  6. ^ Heyd 1992, p. 59: "Much of the literature on the morality of procreation revolves around the issue whether there is a difference between the duty to bring a happy child into the world and the duty to avoid conceiving a miserable child."
  7. ^ For example, Narveson 1978, Tooley 1998, Elstein 2005, Roberts 2011a, Roberts 2011b, Algander 2012, Meacham 2012, Frick 2014, and Grill 2017.
  8. ^ For example, Sikora 1978, Rachels 1998, Holtug 2004, Persson 2009, Beckstead 2013, and John Broome (according to Frick 2014, p. 5).
  9. ^ Holtug, Nils (2010). Persons, Interests and Justice. Oxford: Oxford University Press. p. 249. ISBN 978-0-19-958017-0.
  10. ^ Holtug, Nils (2010). Persons, Interests and Justice. Oxford: Oxford University Press. p. 249. ISBN 978-0-19-958017-0.
  11. ^ Holtug, Nils (2010). Persons, Interests and Justice. Oxford: Oxford University Press. p. 249. ISBN 978-0-19-958017-0.
  12. ^ Parfit, Derek (1984). Reasons and Persons. Oxrford: Oxford University Press. p. 526. ISBN 0-19-824908-X.
  13. ^ Holtug, Nils (2010). Persons, Interests and Justice. Oxford: Oxford University Press. p. 250. ISBN 978-0-19-958017-0.
  14. ^ Holtug, Nils (2010). Persons, Interests and Justice. Oxford: Oxford University Press. p. 255. ISBN 978-0-19-958017-0.
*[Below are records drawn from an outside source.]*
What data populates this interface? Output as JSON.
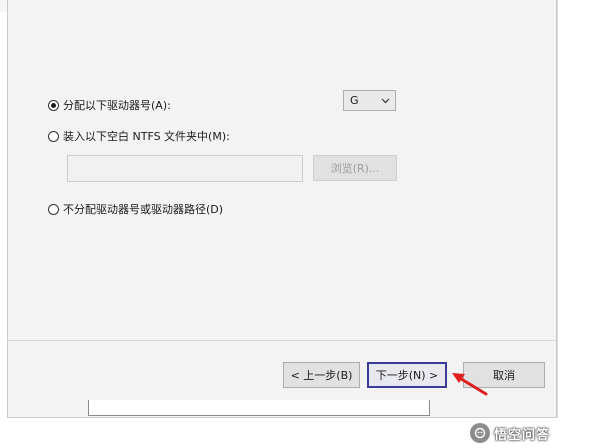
{
  "dialog": {
    "options": {
      "assign_letter": {
        "label": "分配以下驱动器号(A):",
        "selected": true
      },
      "mount_folder": {
        "label": "装入以下空白 NTFS 文件夹中(M):",
        "selected": false
      },
      "no_assign": {
        "label": "不分配驱动器号或驱动器路径(D)",
        "selected": false
      }
    },
    "drive_letter": {
      "value": "G",
      "icon": "chevron-down-icon"
    },
    "folder_path": {
      "value": "",
      "placeholder": ""
    },
    "browse_label": "浏览(R)..."
  },
  "footer": {
    "prev_label": "< 上一步(B)",
    "next_label": "下一步(N) >",
    "cancel_label": "取消"
  },
  "annotation": {
    "arrow_color": "#e02020",
    "icon": "arrow-icon"
  },
  "watermark": {
    "text": "悟空问答",
    "icon": "wukong-logo-icon"
  },
  "colors": {
    "dialog_bg": "#f3f3f3",
    "button_bg": "#e1e1e1",
    "focus_border": "#3a3a9a",
    "disabled_text": "#9d9d9d"
  }
}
References[edit]

Further reading[edit]

  • McMahan, Jeff (2009). "Asymmetries in the Morality of Causing People to Exist". In Melinda A. Roberts and David T. Wasserman, eds., Harming Future Persons. Netherlands: Springer. pp. 49–68.

External links[edit]